Reply #24
Skamp,

Interesting measurements. I'm very surprised how EMU 0204 performs well comparing to O2 DAC without load, but not so great with your low impedance D2000 (25 Ω).  EMU performs weird and that isn't surpise as it wasn't designed for low impedance phones. Its output impedance is 22 Ω. However it should performs well with high impedance phones.

I have similar EMU Pre Tracker USB and use it with HD650 and HD800 ( variable impedance, >325 Ω; ) . Considering the main rule of thumb (nwavguy's) Zphones/8  EMU USB interfaces (22 Ω, Zo) should drive 250 Ω and higher impedance phones without any issue.

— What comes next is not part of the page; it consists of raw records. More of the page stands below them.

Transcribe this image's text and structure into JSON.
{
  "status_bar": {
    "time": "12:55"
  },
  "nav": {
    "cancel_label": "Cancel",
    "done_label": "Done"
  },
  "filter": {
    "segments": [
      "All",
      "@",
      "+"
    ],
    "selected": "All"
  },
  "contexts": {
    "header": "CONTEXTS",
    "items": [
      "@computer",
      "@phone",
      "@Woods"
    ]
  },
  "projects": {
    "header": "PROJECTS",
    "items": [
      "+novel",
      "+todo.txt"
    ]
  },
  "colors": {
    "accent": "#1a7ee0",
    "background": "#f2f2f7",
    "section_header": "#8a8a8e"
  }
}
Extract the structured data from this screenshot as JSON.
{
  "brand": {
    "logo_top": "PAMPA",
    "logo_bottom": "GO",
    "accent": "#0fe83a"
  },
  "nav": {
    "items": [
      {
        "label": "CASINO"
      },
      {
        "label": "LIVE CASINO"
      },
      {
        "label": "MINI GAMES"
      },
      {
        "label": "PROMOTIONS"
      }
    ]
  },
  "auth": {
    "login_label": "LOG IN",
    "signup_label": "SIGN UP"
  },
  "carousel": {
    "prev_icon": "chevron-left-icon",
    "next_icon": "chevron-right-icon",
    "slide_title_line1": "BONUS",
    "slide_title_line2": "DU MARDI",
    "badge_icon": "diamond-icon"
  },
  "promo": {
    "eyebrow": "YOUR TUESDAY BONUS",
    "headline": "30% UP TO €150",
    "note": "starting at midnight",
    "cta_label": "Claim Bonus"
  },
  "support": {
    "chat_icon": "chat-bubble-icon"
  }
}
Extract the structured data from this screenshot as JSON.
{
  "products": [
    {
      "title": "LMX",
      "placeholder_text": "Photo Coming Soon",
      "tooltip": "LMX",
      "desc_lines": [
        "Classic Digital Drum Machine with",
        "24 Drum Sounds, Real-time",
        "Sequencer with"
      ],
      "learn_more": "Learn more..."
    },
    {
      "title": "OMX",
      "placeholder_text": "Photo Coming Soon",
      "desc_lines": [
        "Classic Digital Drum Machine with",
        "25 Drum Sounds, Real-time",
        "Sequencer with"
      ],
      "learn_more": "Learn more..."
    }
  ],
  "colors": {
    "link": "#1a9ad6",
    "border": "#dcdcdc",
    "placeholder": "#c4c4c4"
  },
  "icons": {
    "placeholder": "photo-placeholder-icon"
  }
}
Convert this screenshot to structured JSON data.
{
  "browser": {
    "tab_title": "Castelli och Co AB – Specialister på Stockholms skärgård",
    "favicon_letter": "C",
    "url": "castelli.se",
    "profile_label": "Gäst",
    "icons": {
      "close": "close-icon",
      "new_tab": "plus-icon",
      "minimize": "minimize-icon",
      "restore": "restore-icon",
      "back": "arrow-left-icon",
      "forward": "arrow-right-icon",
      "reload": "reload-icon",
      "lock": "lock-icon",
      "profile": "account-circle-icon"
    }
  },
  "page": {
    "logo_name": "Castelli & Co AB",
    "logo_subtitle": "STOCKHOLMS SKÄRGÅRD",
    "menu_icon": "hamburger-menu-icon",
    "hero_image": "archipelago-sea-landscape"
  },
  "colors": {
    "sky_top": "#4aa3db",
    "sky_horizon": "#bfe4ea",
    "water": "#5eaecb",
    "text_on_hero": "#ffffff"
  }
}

Shortly, it will be interesting to see your measurements with O2 and EMU 0204 with 300 Ω  phones.
I'm not sure it will be enough correct to use variable resistor (potentiometer)  as dummy load because an impedance of high-z phones is actually variable per frequency (see the previos graph). One way around is to use quite simple filters RLC for more realistic simulation of phones as a load, that shouldn't be difficult. Or just get a real 250-300 Ω phones.   

BTW, as I have already mention to You on irc channel about my impressions of E17. Mmm, I prefer EMU Pre Tracker after all. Simply, it's cleaner. So I suspect that EMU interfaces could be comparable  with state of art O2 DAC/AMP when used with high-z phones.